For me, the two key strands are connected, intertwined. There is a considerable amount of looking back, a feeling of having lived a considerable number of your allotted span. There is enough history to reflect, yet there is also the future, however short (or long). When I Was Young is one of the clearest of these, marking the stages of life through the relationship with drink. When We Go is perhaps a tad gloomier (but, hey, this is folk) but why should we not confront the inevitable? At the same time, this track combines the other main strand of love. The love here though is not the love of the first rush of youth, nor the impetuous love that pursues. This is a deep love, a love in a relationship, a telling of love and commitment, and a love that excludes, rightfully, ownership:
I’m here to break your fall.
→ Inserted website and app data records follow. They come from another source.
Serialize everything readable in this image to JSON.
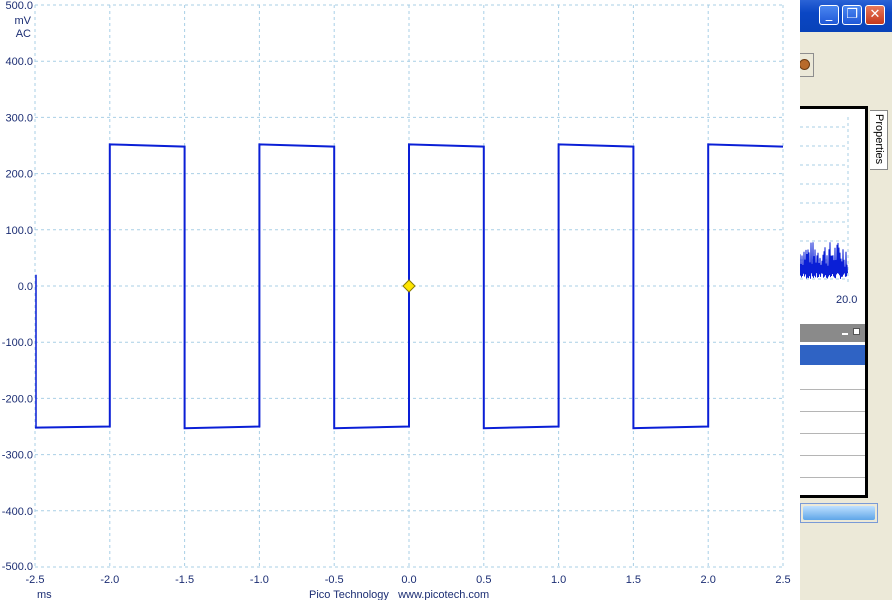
{
  "colors": {
    "trace": "#0a1fd6",
    "grid": "#a9cfe6",
    "axis_text": "#1b2d73",
    "trigger_marker": "#ffe600",
    "titlebar": "#0a46c4",
    "selection": "#2f63c4"
  },
  "scope": {
    "y_unit": "mV",
    "coupling": "AC",
    "x_unit": "ms",
    "footer": "Pico Technology   www.picotech.com"
  },
  "side_window": {
    "properties_tab": "Properties",
    "mini_axis_label": "20.0",
    "buttons": {
      "minimize_icon": "minimize-icon",
      "maximize_icon": "restore-icon",
      "close_icon": "close-icon"
    }
  },
  "chart_data": {
    "type": "line",
    "xlabel": "ms",
    "ylabel": "mV",
    "xlim": [
      -2.5,
      2.5
    ],
    "ylim": [
      -500,
      500
    ],
    "x_ticks": [
      "-2.5",
      "-2.0",
      "-1.5",
      "-1.0",
      "-0.5",
      "0.0",
      "0.5",
      "1.0",
      "1.5",
      "2.0",
      "2.5"
    ],
    "y_ticks": [
      "500.0",
      "400.0",
      "300.0",
      "200.0",
      "100.0",
      "0.0",
      "-100.0",
      "-200.0",
      "-300.0",
      "-400.0",
      "-500.0"
    ],
    "grid": true,
    "trigger": {
      "x": 0.0,
      "y": 0.0
    },
    "series": [
      {
        "x": [
          -2.5,
          -2.0,
          -2.0,
          -1.5,
          -1.5,
          -1.0,
          -1.0,
          -0.5,
          -0.5,
          0.0,
          0.0,
          0.5,
          0.5,
          1.0,
          1.0,
          1.5,
          1.5,
          2.0,
          2.0,
          2.5
        ],
        "values": [
          -252,
          -250,
          252,
          248,
          -253,
          -250,
          252,
          248,
          -253,
          -250,
          252,
          248,
          -253,
          -250,
          252,
          248,
          -253,
          -250,
          252,
          248
        ]
      }
    ]
  }
}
That’s not to say I don’t share your fears:
I’m still growing tall and long in years.
I’m loathe to wake you up, as much as I am scared to let you sleep:
You’re not mine to keep,
But I’m not afraid to know it’s over when we go, now not at all
Departing clearly features across the album – another wisp of connections. As well as When We Go, there is Father’s Day about a friend losing their father but shifts in emphasis to the singer losing theirs; and in the last line of the last track of the album – I Want to:
I know you won’t care, but I want to show you
How to put friends and family first
How to prepare for the very worst
Midst all this there pops up a bit of light relief, at least in tune, with Lavender. However, listener beware, the tune belies the tension of chasing love whilst not understanding. At one level The World’s Widow provides a suitable companion piece, perhaps reflecting upon love that at any age has its problems – “and he’s tongue-tied and fumbling, all finger and thumbs”. Perhaps. But I get a sense of traditional folktale, a feeling that here is a woman, the Worlds Widow, in the dark, tempting man who ‘yields to her beckoning’. Death And The Lady reversed?
In the midst of all this are three tracks that seem to have another strand, one not encountered thus far. House, Stray Dog and Eclogue present an acknowledgement of, and a concern for, nature and the environment. House is a simple lyric on the face of it, questioning what we have done, being seduced by things to the point that “I have become the things I heard the most because it’s easier than to change” Eclogue and Stray Dog contain lots of references to woods and flowers, birds and the earth, both direct and indirect.
But what about the music I hear you ask. Tim’s voice has great depth and movement in, according to some, a Jeff Buckley sort of way. I think that there are times when Tim Buckley would be a better simile in range and sweep. This may take some getting used to, given the nuances in some of the lyrics. Don’t let this put you off though. His range and control adds much much more to the texture of the words. His guitar is clean and clear and he is joined, variously, by Chris Hill on bass, Jessie May Smart on violin, and Justin Quinn on Spanish guitar and Laud.
I often call to mind a friend who said that youth was wasted on the young, another recurring filament here, and this album can certainly make you consider that. But let’s just agree that we are all in our youth and that Tim Dickinson can be one of the voices illustrating that. It has been ten years since his last excursion into the acoustic world of the singer-songwriter; let’s hope that the gap is very much reduced.
Available via Bandcamp: https://timdickinson.bandcamp.com/album/how-to-prepare